──────── Data for this exercise ────────

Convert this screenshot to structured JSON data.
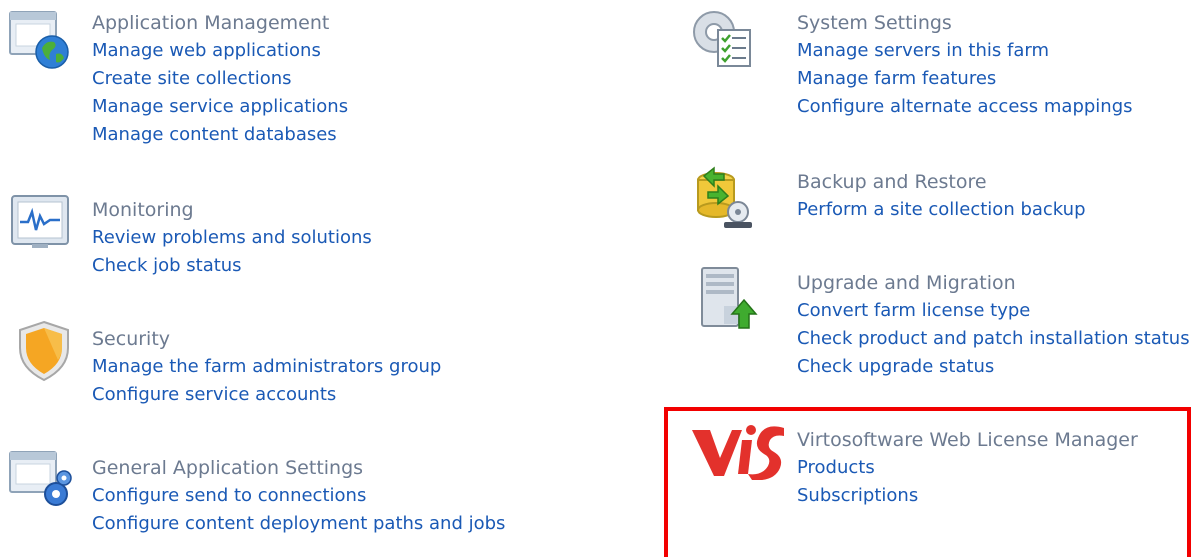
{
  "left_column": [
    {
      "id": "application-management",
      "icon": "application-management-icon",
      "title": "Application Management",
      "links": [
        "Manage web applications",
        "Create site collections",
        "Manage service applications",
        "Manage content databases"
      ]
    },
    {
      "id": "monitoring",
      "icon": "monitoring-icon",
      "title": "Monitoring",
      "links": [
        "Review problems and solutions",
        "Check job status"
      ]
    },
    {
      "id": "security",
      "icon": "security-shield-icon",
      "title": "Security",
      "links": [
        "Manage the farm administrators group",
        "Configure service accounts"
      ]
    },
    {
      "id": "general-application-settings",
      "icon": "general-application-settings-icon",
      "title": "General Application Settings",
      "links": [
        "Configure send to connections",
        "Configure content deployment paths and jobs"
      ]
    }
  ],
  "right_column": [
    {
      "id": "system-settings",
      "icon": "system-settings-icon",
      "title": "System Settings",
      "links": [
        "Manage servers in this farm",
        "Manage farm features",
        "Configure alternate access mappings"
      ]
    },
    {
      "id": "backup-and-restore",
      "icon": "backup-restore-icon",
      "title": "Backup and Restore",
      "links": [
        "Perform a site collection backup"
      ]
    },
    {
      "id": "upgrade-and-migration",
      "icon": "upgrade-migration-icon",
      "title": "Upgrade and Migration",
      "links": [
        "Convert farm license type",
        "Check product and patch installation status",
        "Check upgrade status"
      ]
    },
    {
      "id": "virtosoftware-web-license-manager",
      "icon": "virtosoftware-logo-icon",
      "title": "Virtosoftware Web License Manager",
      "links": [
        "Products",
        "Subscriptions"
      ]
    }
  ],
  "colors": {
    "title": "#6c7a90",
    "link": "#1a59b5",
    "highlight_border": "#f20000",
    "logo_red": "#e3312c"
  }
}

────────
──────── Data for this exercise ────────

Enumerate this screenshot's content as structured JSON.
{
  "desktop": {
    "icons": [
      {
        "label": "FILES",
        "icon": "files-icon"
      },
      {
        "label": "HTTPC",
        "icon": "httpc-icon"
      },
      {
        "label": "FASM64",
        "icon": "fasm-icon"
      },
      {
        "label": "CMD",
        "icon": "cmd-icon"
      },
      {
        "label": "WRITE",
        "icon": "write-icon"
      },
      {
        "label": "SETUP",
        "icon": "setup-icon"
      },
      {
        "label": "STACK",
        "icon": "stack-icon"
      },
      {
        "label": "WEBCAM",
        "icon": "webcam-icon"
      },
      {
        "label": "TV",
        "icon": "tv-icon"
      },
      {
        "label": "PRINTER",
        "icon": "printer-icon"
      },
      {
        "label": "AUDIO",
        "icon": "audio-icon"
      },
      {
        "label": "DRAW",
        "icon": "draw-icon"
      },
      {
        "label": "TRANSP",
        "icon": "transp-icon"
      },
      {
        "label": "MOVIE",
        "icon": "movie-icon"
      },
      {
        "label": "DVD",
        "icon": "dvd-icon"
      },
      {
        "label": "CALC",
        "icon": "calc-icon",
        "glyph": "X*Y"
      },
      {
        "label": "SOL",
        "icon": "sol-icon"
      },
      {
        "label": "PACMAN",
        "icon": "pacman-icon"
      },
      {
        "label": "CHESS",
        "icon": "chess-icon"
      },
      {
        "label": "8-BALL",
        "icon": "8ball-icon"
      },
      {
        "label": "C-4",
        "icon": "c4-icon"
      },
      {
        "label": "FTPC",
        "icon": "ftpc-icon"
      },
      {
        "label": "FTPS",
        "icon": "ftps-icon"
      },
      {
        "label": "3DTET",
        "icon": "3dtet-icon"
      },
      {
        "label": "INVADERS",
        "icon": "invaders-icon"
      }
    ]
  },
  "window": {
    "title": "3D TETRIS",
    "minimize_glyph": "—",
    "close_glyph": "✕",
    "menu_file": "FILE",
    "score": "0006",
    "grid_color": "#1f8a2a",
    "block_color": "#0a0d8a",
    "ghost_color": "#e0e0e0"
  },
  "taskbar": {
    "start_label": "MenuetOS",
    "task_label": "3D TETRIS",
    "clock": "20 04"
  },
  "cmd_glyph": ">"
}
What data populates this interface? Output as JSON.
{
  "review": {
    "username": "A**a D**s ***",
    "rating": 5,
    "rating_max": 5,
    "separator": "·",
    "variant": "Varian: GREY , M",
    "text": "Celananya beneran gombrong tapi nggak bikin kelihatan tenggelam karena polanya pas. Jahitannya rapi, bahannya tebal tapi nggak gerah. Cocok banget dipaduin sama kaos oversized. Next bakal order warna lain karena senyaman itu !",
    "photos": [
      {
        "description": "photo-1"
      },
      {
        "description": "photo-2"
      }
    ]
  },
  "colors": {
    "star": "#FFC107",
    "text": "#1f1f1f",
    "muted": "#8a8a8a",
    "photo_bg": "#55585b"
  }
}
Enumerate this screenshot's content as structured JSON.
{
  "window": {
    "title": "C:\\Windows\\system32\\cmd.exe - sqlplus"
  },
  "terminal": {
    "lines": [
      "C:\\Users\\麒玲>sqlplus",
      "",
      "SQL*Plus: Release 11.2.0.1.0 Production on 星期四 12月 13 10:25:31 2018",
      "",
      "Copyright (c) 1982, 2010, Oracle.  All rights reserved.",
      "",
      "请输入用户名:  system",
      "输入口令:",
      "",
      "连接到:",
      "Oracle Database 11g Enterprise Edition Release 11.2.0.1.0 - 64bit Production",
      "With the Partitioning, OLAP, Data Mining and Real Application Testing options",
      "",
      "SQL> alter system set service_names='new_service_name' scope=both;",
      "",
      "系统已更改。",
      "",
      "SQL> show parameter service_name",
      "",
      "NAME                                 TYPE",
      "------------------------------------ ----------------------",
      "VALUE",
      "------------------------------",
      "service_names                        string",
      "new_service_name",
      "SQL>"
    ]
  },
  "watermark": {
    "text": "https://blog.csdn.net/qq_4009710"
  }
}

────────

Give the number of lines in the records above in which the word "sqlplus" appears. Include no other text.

→ Finished exercise:
2